With the introduction of the euro much recent attention has been focused on the role of currencies and their national and international significance. Whilst much has been made of the euro's achievements in harmonising Europe's financial dealings, it is often forgotten that it is by no means the first pan-national currency to enter circulation. Indeed, as the various contributions to this volume make plain, the euro can in many ways be regarded as a step 'back to the future', that is, a further international currency in a long historical tradition that includes the Athenian tetradrachm, the Spanish peso and the French franc. Covering a timespan of some two and a half millennia, the contributions within this volume fall within four broad chronological sections, the first comprising three contributions that consider aspects of the European experience from classical antiquity until the high middle ages. The discussion then leaps forward chronologically to the modern age, given a focus by three contributions devoted to nineteenth-century European developments. These, in turn, are set within a wider spatial perspective by two essays that review, first, the classical gold standard, primarily in terms of peripheral economies' experience, and, second, the Bretton Woods system. Fourth, and lastly, the euro's origins and birth are explored in three further contributions. By taking such a long term view of supra-national currencies, this volume provides a unique perspective, not only to the introduction and development of the euro, and its predecessors, but also on the broader question of the relationship between trade and common currencies.
Table of Contents
Contents: Preface; From the Athenian tetradrachm to the euro, Theodoros B. Karatzas (Governor, National Bank of Greece); Common currency from antiquity: plus Ça change, plus c'est la même chose, Ioannis Touratsoglou; Monetary integration in the Roman Empire, Juan Carlos Martinez Oliva; 'One money for an empire': achievements and limitations of Byzantium's currency from Constantine the Great to the fall of Constantinople, C le Morrisson; On the history of German monetary union, Richard H. Tilly; The Latin monetary union revisited once again, Marcello de Cecco; The Scandinavian monetary union 1873-1924, Lars Jonung; The gold standard: a view from the periphery, Pablo Martín-Aceña; The Bretton Woods agreements: a monetary theory perspective, Filippo Cesarano; The European monetary system, Michael Artis; European monetary union.
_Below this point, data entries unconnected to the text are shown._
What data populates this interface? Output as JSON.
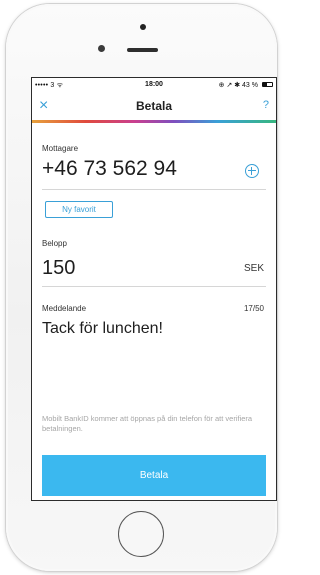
{
  "status_bar": {
    "signal_text": "••••• 3 ᯤ",
    "time": "18:00",
    "right_text": "⊕ ↗ ✱ 43 %"
  },
  "nav": {
    "close_glyph": "×",
    "title": "Betala",
    "help_label": "?"
  },
  "recipient": {
    "label": "Mottagare",
    "value": "+46 73 562 94",
    "add_icon": "plus-circle-icon",
    "favorite_label": "Ny favorit"
  },
  "amount": {
    "label": "Belopp",
    "value": "150",
    "currency": "SEK"
  },
  "message": {
    "label": "Meddelande",
    "value": "Tack för lunchen!",
    "counter": "17/50"
  },
  "info_text": "Mobilt BankID kommer att öppnas på din telefon för att verifiera betalningen.",
  "pay_button": {
    "label": "Betala"
  },
  "colors": {
    "accent": "#3aa0d7",
    "pay_button": "#3bb8ef"
  }
}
A project of promise and risk, Paul De Grauwe; From the Athenian tetradrachm to the euro: some concluding remarks, Vítor Gaspar; Bibliography; Index.